[2] Statement by the President on Iran, July 14, 2015,
Obamawhitehouse.archives.gov/the-press-office/2015/07/14/statement-president-iran.

[4] English.farsnews.com, July 25, 2015. See also MEMRI Daily Brief No. 57, What Iran Is Permitted To Do Under The JCPOA, September 17, 2015.

[5] Latimes.com, July 22, 2015. See also MEMRI Daily Brief No. 57, What Iran Is Permitted To Do Under The JCPOA, September 17, 2015.

[6] English.farsnews.com, July 25 and August 1, 2015.

[7] Tasnim (Iran), August 7, 2017.

[8] Asr-e Iran (Iran), August 13, 2017.

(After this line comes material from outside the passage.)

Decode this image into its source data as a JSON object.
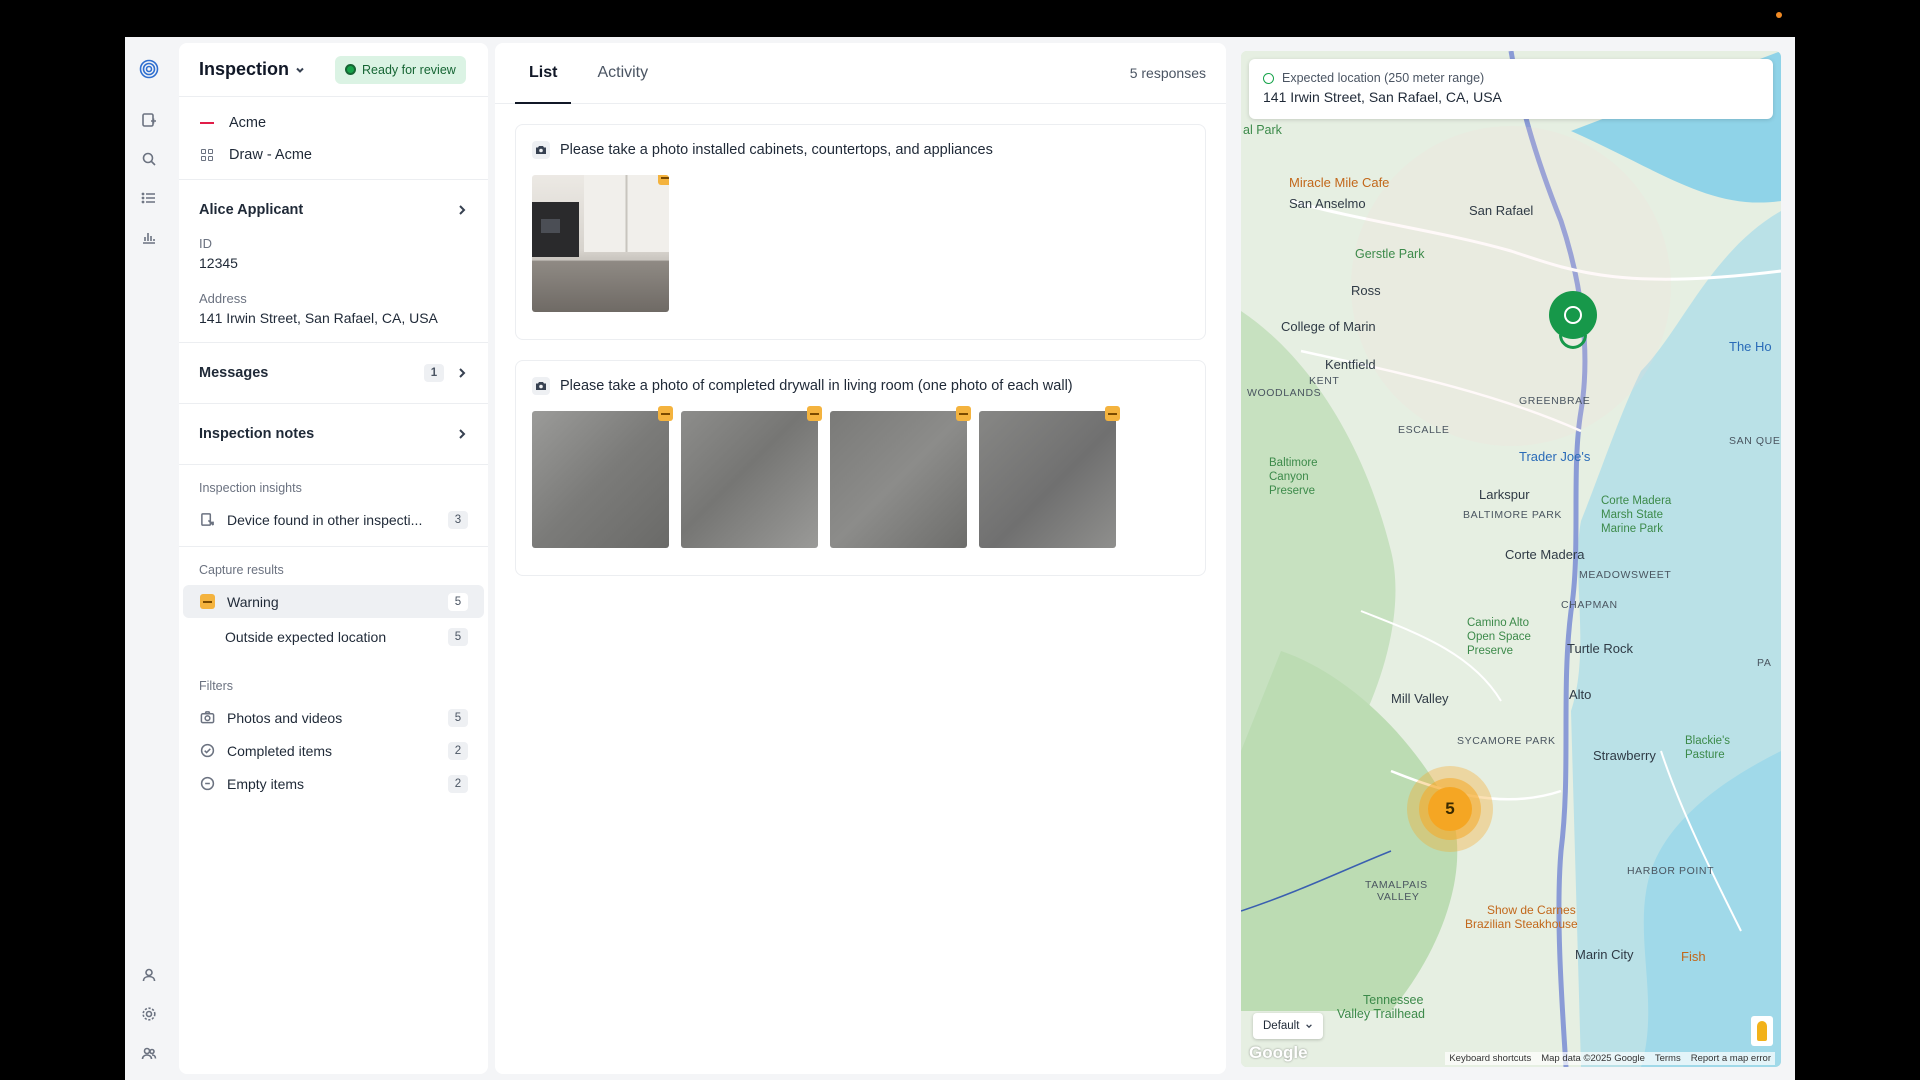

[9] Apps.washingtonpost.com/g/documents/world/full-text-of-the-iran-nuclear-deal/1651.